▶ _Activity_: Every record here must be copied exactly, except for the images it holds.

= Beginning of Section =

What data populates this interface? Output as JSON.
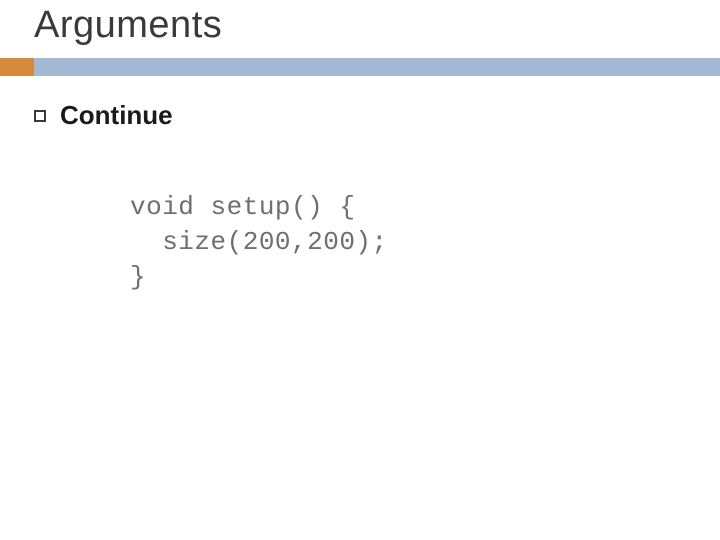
{
  "title": "Arguments",
  "bullet": "Continue",
  "code": {
    "line1": "void setup() {",
    "line2": "  size(200,200);",
    "line3": "}"
  }
}
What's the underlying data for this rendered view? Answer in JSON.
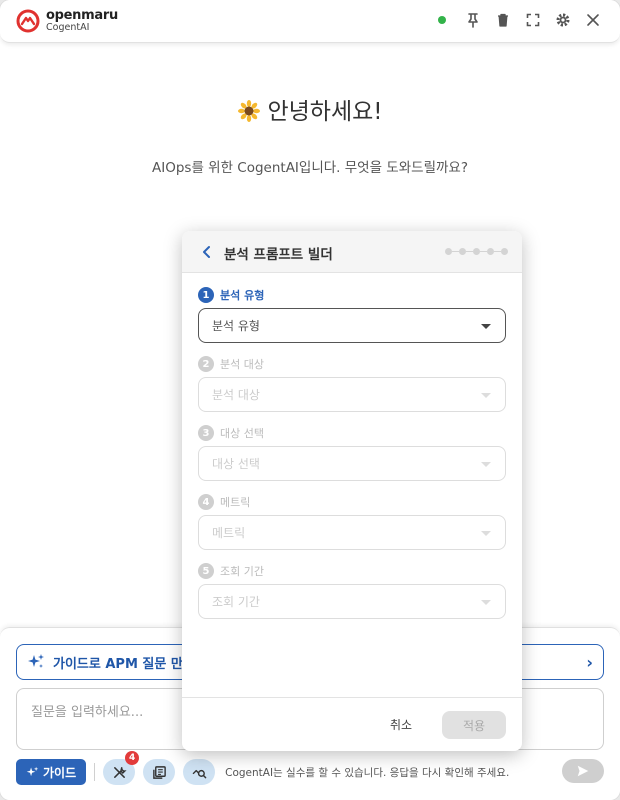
{
  "app": {
    "brand": "openmaru",
    "product": "CogentAI"
  },
  "header": {
    "status_color": "#33b34a",
    "icons": [
      "status-dot",
      "pin-icon",
      "trash-icon",
      "fullscreen-icon",
      "gear-icon",
      "close-icon"
    ]
  },
  "welcome": {
    "emoji": "sunflower",
    "greeting": "안녕하세요!",
    "subtitle": "AIOps를 위한 CogentAI입니다. 무엇을 도와드릴까요?"
  },
  "guide_banner": {
    "label": "가이드로 APM 질문 만들"
  },
  "input": {
    "placeholder": "질문을 입력하세요..."
  },
  "toolbar": {
    "guide_label": "가이드",
    "tools_badge": "4",
    "disclaimer": "CogentAI는 실수를 할 수 있습니다. 응답을 다시 확인해 주세요."
  },
  "modal": {
    "title": "분석 프롬프트 빌더",
    "step_count": 5,
    "fields": [
      {
        "num": "1",
        "label": "분석 유형",
        "placeholder": "분석 유형",
        "active": true
      },
      {
        "num": "2",
        "label": "분석 대상",
        "placeholder": "분석 대상",
        "active": false
      },
      {
        "num": "3",
        "label": "대상 선택",
        "placeholder": "대상 선택",
        "active": false
      },
      {
        "num": "4",
        "label": "메트릭",
        "placeholder": "메트릭",
        "active": false
      },
      {
        "num": "5",
        "label": "조회 기간",
        "placeholder": "조회 기간",
        "active": false
      }
    ],
    "cancel_label": "취소",
    "apply_label": "적용"
  },
  "colors": {
    "accent": "#2c64b8",
    "badge": "#e23b3b"
  }
}
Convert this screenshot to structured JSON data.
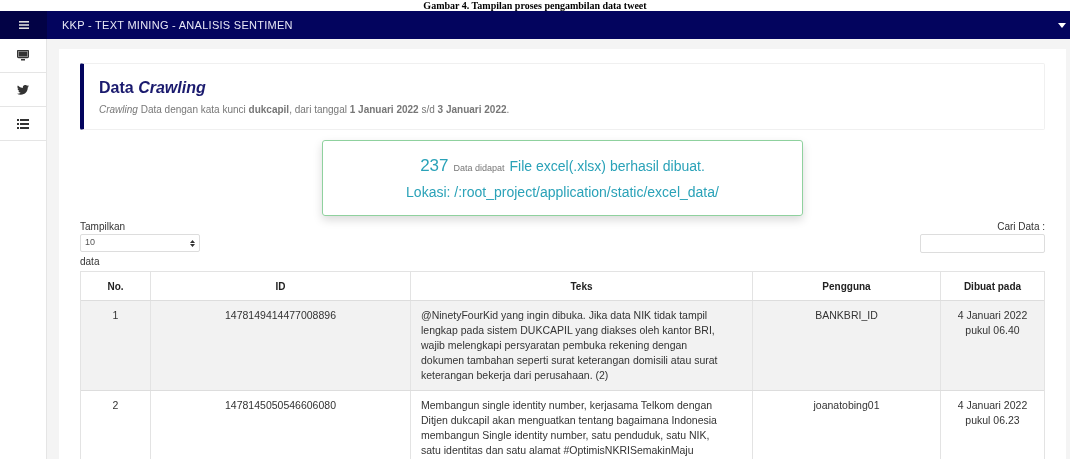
{
  "caption": "Gambar 4. Tampilan proses pengambilan data tweet",
  "header": {
    "title": "KKP - TEXT MINING - ANALISIS SENTIMEN"
  },
  "callout": {
    "title": "Data *Crawling*",
    "subtitle": "*Crawling* Data dengan kata kunci **dukcapil**, dari tanggal **1 Januari 2022** s/d **3 Januari 2022**."
  },
  "alert": {
    "count": "237",
    "count_label": "Data didapat",
    "message": "File excel(.xlsx) berhasil dibuat.",
    "location": "Lokasi: /:root_project/application/static/excel_data/"
  },
  "length_control": {
    "label": "Tampilkan",
    "value": "10",
    "suffix": "data"
  },
  "search": {
    "label": "Cari Data :"
  },
  "table": {
    "columns": [
      "No.",
      "ID",
      "Teks",
      "Pengguna",
      "Dibuat pada"
    ],
    "rows": [
      {
        "cells": [
          "1",
          "1478149414477008896",
          "@NinetyFourKid yang ingin dibuka. Jika data NIK tidak tampil lengkap pada sistem DUKCAPIL yang diakses oleh kantor BRI, wajib melengkapi persyaratan pembuka rekening dengan dokumen tambahan seperti surat keterangan domisili atau surat keterangan bekerja dari perusahaan. (2)",
          "BANKBRI_ID",
          "4 Januari 2022 pukul 06.40"
        ]
      },
      {
        "cells": [
          "2",
          "1478145050546606080",
          "Membangun single identity number, kerjasama Telkom dengan Ditjen dukcapil akan menguatkan tentang bagaimana Indonesia membangun Single identity number, satu penduduk, satu NIK, satu identitas dan satu alamat #OptimisNKRISemakinMaju",
          "joanatobing01",
          "4 Januari 2022 pukul 06.23"
        ]
      }
    ]
  }
}
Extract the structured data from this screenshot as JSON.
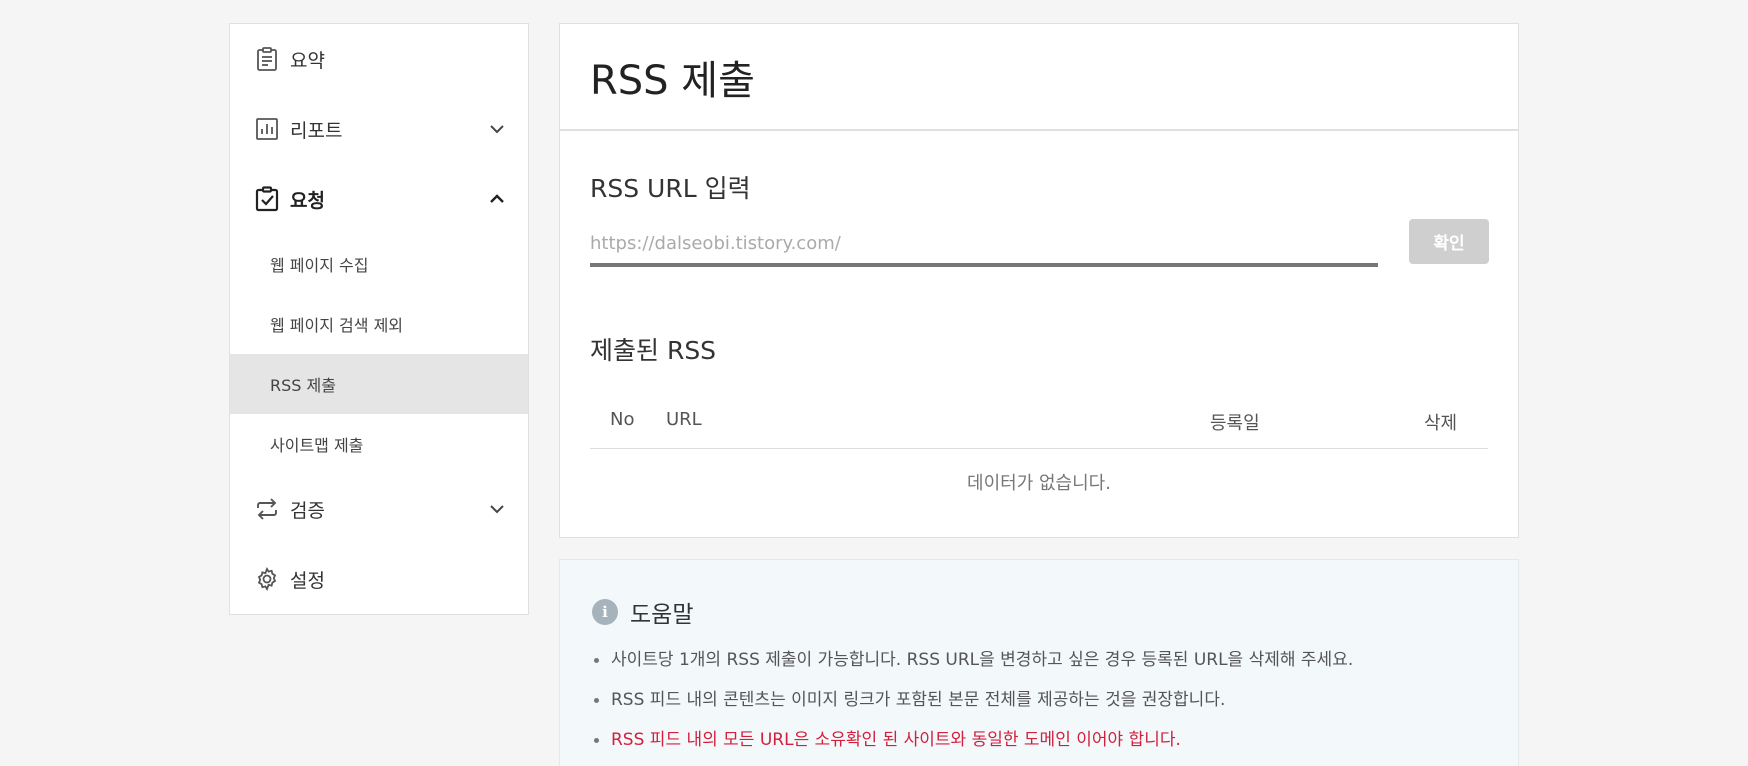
{
  "sidebar": {
    "summary": "요약",
    "report": "리포트",
    "request": "요청",
    "request_items": [
      "웹 페이지 수집",
      "웹 페이지 검색 제외",
      "RSS 제출",
      "사이트맵 제출"
    ],
    "verify": "검증",
    "settings": "설정",
    "active_item": "RSS 제출"
  },
  "main": {
    "title": "RSS 제출",
    "url_section_label": "RSS URL 입력",
    "url_placeholder": "https://dalseobi.tistory.com/",
    "confirm_label": "확인",
    "submitted_label": "제출된 RSS",
    "columns": [
      "No",
      "URL",
      "등록일",
      "삭제"
    ],
    "empty_message": "데이터가 없습니다."
  },
  "help": {
    "title": "도움말",
    "info_glyph": "i",
    "items": [
      "사이트당 1개의 RSS 제출이 가능합니다. RSS URL을 변경하고 싶은 경우 등록된 URL을 삭제해 주세요.",
      "RSS 피드 내의 콘텐츠는 이미지 링크가 포함된 본문 전체를 제공하는 것을 권장합니다.",
      "RSS 피드 내의 모든 URL은 소유확인 된 사이트와 동일한 도메인 이어야 합니다."
    ],
    "warn_color": "#d21f3c"
  }
}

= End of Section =

▶ _Task answer_:
What data populates this interface? Output as JSON.
{
  "title": "Arguments",
  "bullet": "Continue",
  "code": {
    "line1": "void setup() {",
    "line2": "  size(200,200);",
    "line3": "}"
  }
}
What's the underlying data for this rendered view? Answer in JSON.
{
  "app": {
    "brand": "openmaru",
    "product": "CogentAI"
  },
  "header": {
    "status_color": "#33b34a",
    "icons": [
      "status-dot",
      "pin-icon",
      "trash-icon",
      "fullscreen-icon",
      "gear-icon",
      "close-icon"
    ]
  },
  "welcome": {
    "emoji": "sunflower",
    "greeting": "안녕하세요!",
    "subtitle": "AIOps를 위한 CogentAI입니다. 무엇을 도와드릴까요?"
  },
  "guide_banner": {
    "label": "가이드로 APM 질문 만들"
  },
  "input": {
    "placeholder": "질문을 입력하세요..."
  },
  "toolbar": {
    "guide_label": "가이드",
    "tools_badge": "4",
    "disclaimer": "CogentAI는 실수를 할 수 있습니다. 응답을 다시 확인해 주세요."
  },
  "modal": {
    "title": "분석 프롬프트 빌더",
    "step_count": 5,
    "fields": [
      {
        "num": "1",
        "label": "분석 유형",
        "placeholder": "분석 유형",
        "active": true
      },
      {
        "num": "2",
        "label": "분석 대상",
        "placeholder": "분석 대상",
        "active": false
      },
      {
        "num": "3",
        "label": "대상 선택",
        "placeholder": "대상 선택",
        "active": false
      },
      {
        "num": "4",
        "label": "메트릭",
        "placeholder": "메트릭",
        "active": false
      },
      {
        "num": "5",
        "label": "조회 기간",
        "placeholder": "조회 기간",
        "active": false
      }
    ],
    "cancel_label": "취소",
    "apply_label": "적용"
  },
  "colors": {
    "accent": "#2c64b8",
    "badge": "#e23b3b"
  }
}
Convert this screenshot to structured JSON data.
{
  "caption": "Gambar 4. Tampilan proses pengambilan data tweet",
  "header": {
    "title": "KKP - TEXT MINING - ANALISIS SENTIMEN"
  },
  "callout": {
    "title": "Data *Crawling*",
    "subtitle": "*Crawling* Data dengan kata kunci **dukcapil**, dari tanggal **1 Januari 2022** s/d **3 Januari 2022**."
  },
  "alert": {
    "count": "237",
    "count_label": "Data didapat",
    "message": "File excel(.xlsx) berhasil dibuat.",
    "location": "Lokasi: /:root_project/application/static/excel_data/"
  },
  "length_control": {
    "label": "Tampilkan",
    "value": "10",
    "suffix": "data"
  },
  "search": {
    "label": "Cari Data :"
  },
  "table": {
    "columns": [
      "No.",
      "ID",
      "Teks",
      "Pengguna",
      "Dibuat pada"
    ],
    "rows": [
      {
        "cells": [
          "1",
          "1478149414477008896",
          "@NinetyFourKid yang ingin dibuka. Jika data NIK tidak tampil lengkap pada sistem DUKCAPIL yang diakses oleh kantor BRI, wajib melengkapi persyaratan pembuka rekening dengan dokumen tambahan seperti surat keterangan domisili atau surat keterangan bekerja dari perusahaan. (2)",
          "BANKBRI_ID",
          "4 Januari 2022 pukul 06.40"
        ]
      },
      {
        "cells": [
          "2",
          "1478145050546606080",
          "Membangun single identity number, kerjasama Telkom dengan Ditjen dukcapil akan menguatkan tentang bagaimana Indonesia membangun Single identity number, satu penduduk, satu NIK, satu identitas dan satu alamat #OptimisNKRISemakinMaju",
          "joanatobing01",
          "4 Januari 2022 pukul 06.23"
        ]
      }
    ]
  }
}
Extract the structured data from this screenshot as JSON.
{
  "sidebar": {
    "summary": "요약",
    "report": "리포트",
    "request": "요청",
    "request_items": [
      "웹 페이지 수집",
      "웹 페이지 검색 제외",
      "RSS 제출",
      "사이트맵 제출"
    ],
    "verify": "검증",
    "settings": "설정",
    "active_item": "RSS 제출"
  },
  "main": {
    "title": "RSS 제출",
    "url_section_label": "RSS URL 입력",
    "url_placeholder": "https://dalseobi.tistory.com/",
    "confirm_label": "확인",
    "submitted_label": "제출된 RSS",
    "columns": [
      "No",
      "URL",
      "등록일",
      "삭제"
    ],
    "empty_message": "데이터가 없습니다."
  },
  "help": {
    "title": "도움말",
    "info_glyph": "i",
    "items": [
      "사이트당 1개의 RSS 제출이 가능합니다. RSS URL을 변경하고 싶은 경우 등록된 URL을 삭제해 주세요.",
      "RSS 피드 내의 콘텐츠는 이미지 링크가 포함된 본문 전체를 제공하는 것을 권장합니다.",
      "RSS 피드 내의 모든 URL은 소유확인 된 사이트와 동일한 도메인 이어야 합니다."
    ],
    "warn_color": "#d21f3c"
  }
}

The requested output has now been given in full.